The great challenge of my project is to increase the overall accuracy of the robotic setup. For future validation of the system sub-millimeter accuracy has to be achieved. Let us introduce the major components of the neurosurgical system (click on the side figure for details). Patients are undergoing intensive CT scanning before the surgery. Usually we have 0.5 mm slices, sometimes 2 mm (for research purposes that may be enough). Presently the DICOM format CT scans are transformed into the open source 3D Slicer 3.0 format, therefore we can display them on our computers. The Virtual Fixtures are also defined in Slicer, by putting together the adequate planes. The CT scan is downloaded to the StealthStation platform that has to be registered to the actual skull by touching at least four distinguished points on the skull (in vivo these are screws in the bone). This procedure is the same with every optical tracking device, and the best achievable accuracy is 0.5-0.9 mm. Now we can read the relative position of the robot’s marker to the marker mounted on the patient (or on the operating table).
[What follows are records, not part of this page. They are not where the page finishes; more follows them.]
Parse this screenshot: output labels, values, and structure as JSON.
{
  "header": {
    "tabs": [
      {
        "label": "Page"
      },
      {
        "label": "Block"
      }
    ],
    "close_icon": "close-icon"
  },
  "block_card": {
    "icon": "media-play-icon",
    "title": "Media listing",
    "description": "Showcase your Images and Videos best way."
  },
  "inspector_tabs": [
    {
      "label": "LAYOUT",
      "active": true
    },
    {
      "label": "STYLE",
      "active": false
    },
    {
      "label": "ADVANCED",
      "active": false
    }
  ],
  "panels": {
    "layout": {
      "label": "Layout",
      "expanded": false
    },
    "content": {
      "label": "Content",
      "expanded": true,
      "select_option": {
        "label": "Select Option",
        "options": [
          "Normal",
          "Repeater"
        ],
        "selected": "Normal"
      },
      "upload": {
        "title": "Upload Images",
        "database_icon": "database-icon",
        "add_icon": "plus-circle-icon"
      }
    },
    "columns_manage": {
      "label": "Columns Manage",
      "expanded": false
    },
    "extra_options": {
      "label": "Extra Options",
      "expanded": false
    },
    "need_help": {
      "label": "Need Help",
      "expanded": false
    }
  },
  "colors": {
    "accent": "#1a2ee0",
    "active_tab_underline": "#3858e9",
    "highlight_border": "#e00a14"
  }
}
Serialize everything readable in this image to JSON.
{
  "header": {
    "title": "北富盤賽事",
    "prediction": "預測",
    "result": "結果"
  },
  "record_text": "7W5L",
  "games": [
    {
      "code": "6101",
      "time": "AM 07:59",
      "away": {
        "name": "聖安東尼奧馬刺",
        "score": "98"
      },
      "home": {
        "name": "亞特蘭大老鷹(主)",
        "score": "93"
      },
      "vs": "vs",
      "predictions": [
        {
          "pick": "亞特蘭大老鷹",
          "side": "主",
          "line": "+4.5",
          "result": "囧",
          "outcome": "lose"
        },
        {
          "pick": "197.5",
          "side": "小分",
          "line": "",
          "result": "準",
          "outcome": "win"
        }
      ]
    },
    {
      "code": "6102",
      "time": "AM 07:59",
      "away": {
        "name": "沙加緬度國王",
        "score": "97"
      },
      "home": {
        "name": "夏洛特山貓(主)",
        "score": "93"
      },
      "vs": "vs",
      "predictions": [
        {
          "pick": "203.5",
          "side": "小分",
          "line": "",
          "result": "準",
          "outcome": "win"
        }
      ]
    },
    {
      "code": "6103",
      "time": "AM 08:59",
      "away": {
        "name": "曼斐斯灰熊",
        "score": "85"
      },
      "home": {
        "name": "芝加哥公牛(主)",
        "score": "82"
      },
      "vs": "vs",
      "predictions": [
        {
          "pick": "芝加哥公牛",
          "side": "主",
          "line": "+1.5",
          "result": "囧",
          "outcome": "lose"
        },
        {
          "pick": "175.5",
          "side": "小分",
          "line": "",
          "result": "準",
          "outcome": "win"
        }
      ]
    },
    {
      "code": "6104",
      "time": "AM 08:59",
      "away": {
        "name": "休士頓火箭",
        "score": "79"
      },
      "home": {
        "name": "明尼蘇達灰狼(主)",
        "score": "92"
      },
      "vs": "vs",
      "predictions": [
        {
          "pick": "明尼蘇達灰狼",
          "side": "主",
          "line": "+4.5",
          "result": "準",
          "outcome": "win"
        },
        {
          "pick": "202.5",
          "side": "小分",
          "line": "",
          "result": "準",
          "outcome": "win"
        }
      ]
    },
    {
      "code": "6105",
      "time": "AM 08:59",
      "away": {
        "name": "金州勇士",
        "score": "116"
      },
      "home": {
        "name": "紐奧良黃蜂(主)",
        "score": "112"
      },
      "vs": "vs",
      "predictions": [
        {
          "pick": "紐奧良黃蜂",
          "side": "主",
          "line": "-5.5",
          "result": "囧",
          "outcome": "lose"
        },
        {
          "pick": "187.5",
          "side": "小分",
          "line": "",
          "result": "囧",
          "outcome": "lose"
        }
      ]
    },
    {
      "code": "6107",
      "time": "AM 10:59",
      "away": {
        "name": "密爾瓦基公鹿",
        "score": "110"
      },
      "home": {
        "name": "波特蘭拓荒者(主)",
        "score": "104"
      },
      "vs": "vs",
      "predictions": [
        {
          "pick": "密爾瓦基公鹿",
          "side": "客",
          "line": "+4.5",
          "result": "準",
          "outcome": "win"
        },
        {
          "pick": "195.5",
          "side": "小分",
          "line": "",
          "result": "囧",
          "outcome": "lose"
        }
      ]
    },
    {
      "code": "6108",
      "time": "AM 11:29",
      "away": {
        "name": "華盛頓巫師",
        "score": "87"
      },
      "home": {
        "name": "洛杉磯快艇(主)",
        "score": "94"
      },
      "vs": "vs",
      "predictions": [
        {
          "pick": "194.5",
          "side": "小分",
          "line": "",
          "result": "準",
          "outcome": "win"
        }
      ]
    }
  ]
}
Another registration procedure is to determine the relation between the virtual frame at the robot’s base (derived from the optical marker mounted on the robot’s end) and the StealthStation’s inner coordinate system. We can calculate this by moving the robot into six different positions, where we can read the end’s position through the StealthLink interface, and calculate the base position by applying the (inverse) forward kinematics based on the joint values provided by the robot encoders. The accuracy of the procedure depends a lot on the range of the joints we move the robot, as we do not have the absolute precise kinematic model of the manipulator. The encoders’ accuracy allows a maximum of 0.15 mm precision.
Finally we have to determine the cutter tool’s tip spatial position compared to both the marker and the tool center point of the NeuroMate. This we achieve by performing pivot calibration, using again the forward kinematics. We approach the same point (the bottom of a cone) in 6 different orientations, therefore we can compute the position of the tooltip.
After all, we have the transformations to go from any frame to any other. As of now, we use the robot’s world frames to determine the motion commands, but later we will relocate it to the reference frame. In the mean time we are continuously looking for better methods to increase the overall accuracy. The system is pretty complex, so there is a lot we can do.